Being brave and courageous is a formidable task – at least it is for me – but I don’t want fear to steal my happiness or my integrity. I don’t want to develop the equivalent of an autoimmune disease.
Autoimmune diseases occur when our immune cells attack our own body by mistake. When I become hateful, jealous, greedy, dishonest (or any other adjective indicating a breakdown in my morals), I am attacking my own character. I need to keep my spiritual self healthy so I can fight off transgressions that tempt me because I’m afraid. Gandhi said, “The enemy is fear. We think it is hate; but, it is fear.”
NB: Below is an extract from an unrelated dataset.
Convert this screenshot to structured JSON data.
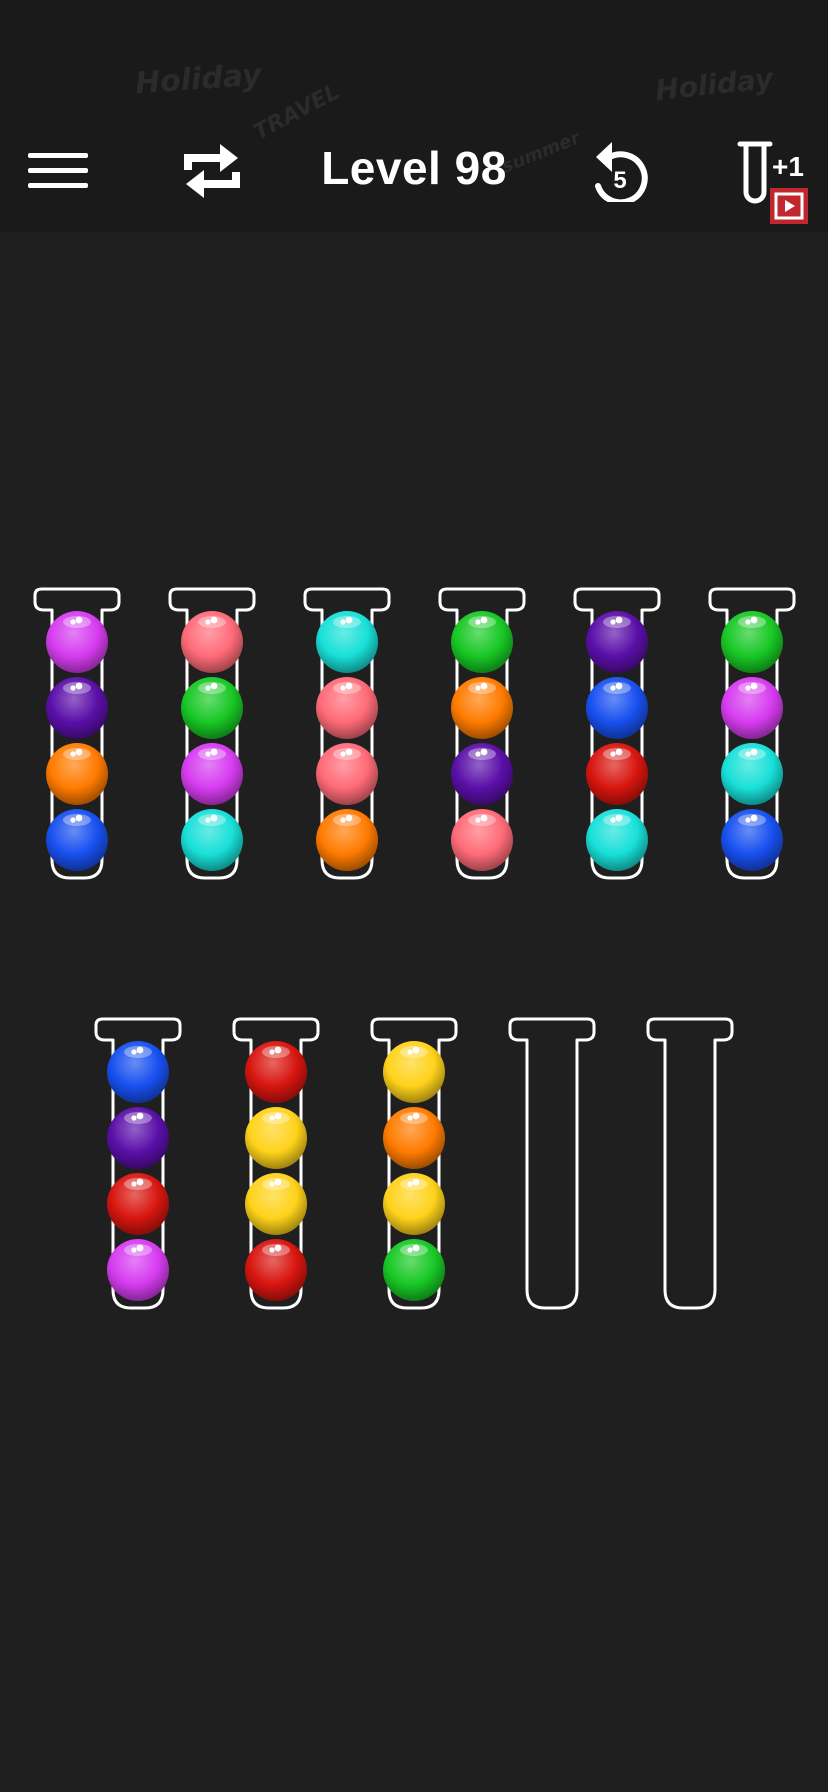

The virtue of forgiveness is impossible to genuinely pursue when we are fearful. We can’t let go of a painful event if we are frightened that it will occur in the future. If I’m hurt by someone and don’t know how to prevent that pain going forward, I will hold onto it until I understand it and can figure out how to reduce it. If I don’t trust myself, I need to determine how to regain self-respect, so I don’t keep torturing myself with shame and regret.
Actress Betty White said, “You don’t luck into integrity. You work at it.” We have to work at virtues, just like we work at a healthy diet or skill building. The potential is there, but we fool ourselves if we believe integrity develops without effort and a generous dose of humility.
We use our rational brain to fight fear and hate, but we’re also going to need love – love for all humankind, including ourselves. The Roman poet Virgil, around 37 BCE wrote in “Eclogues” that, “Love conquers all; let us surrender to love.” The Bible, 1 John 4:18, counsels us that, “Perfect love casts out fear.” Contemporary author Lorin Morgan-Richards wrote, “Love conquers the temporary hold of fear and hate. Inhumanity is a loop without it.” Throughout the ages, we’ve been advised to love one another, not fear one another.
A love for humankind, also known as agape love, is what unites and heals us. But human history testifies to how difficult it is to embrace. It requires compassion, which I think of as empathy with action. We not only strive to take the perspective and feel the emotions of another, we desire to let that understanding guide us.
When I’m fearful, I’m imprisoned in my own ego because I erect a wall that keeps out compassion. Shifting my perspective allows me to conquer my fear. For example, I was angry with someone recently because, in my mind, they were being arrogant and disrespectful to me. Whether they were or were not wasn’t the issue in my response. I reminded myself their behavior was a reflection on them, not me. Then I chose to be compassionate and consider what they were fearing – what their struggle was – and planned my response accordingly. The outcome was far better than had I given in to the allergy I was forming.
My fear sometimes stems from a lack of compassion for myself. I worry I will say or do something wrong. If I remind myself that it’s okay to say or do something that doesn’t meet expectations, I can relax, show myself self-love, and prevent my fears from harming me.
Autoimmune diseases are caused by a combination of genetics and environment. The same is true about our behaviors. Genetics provides us with a system that allows us to protect and defend ourselves and we can be grateful for that. But we can be especially thankful that we have it in our power to control our fears.
As Winston Churchill said, “Fear is a reaction. Courage is a decision.”
Photo by Cristi Ursea on Unsplash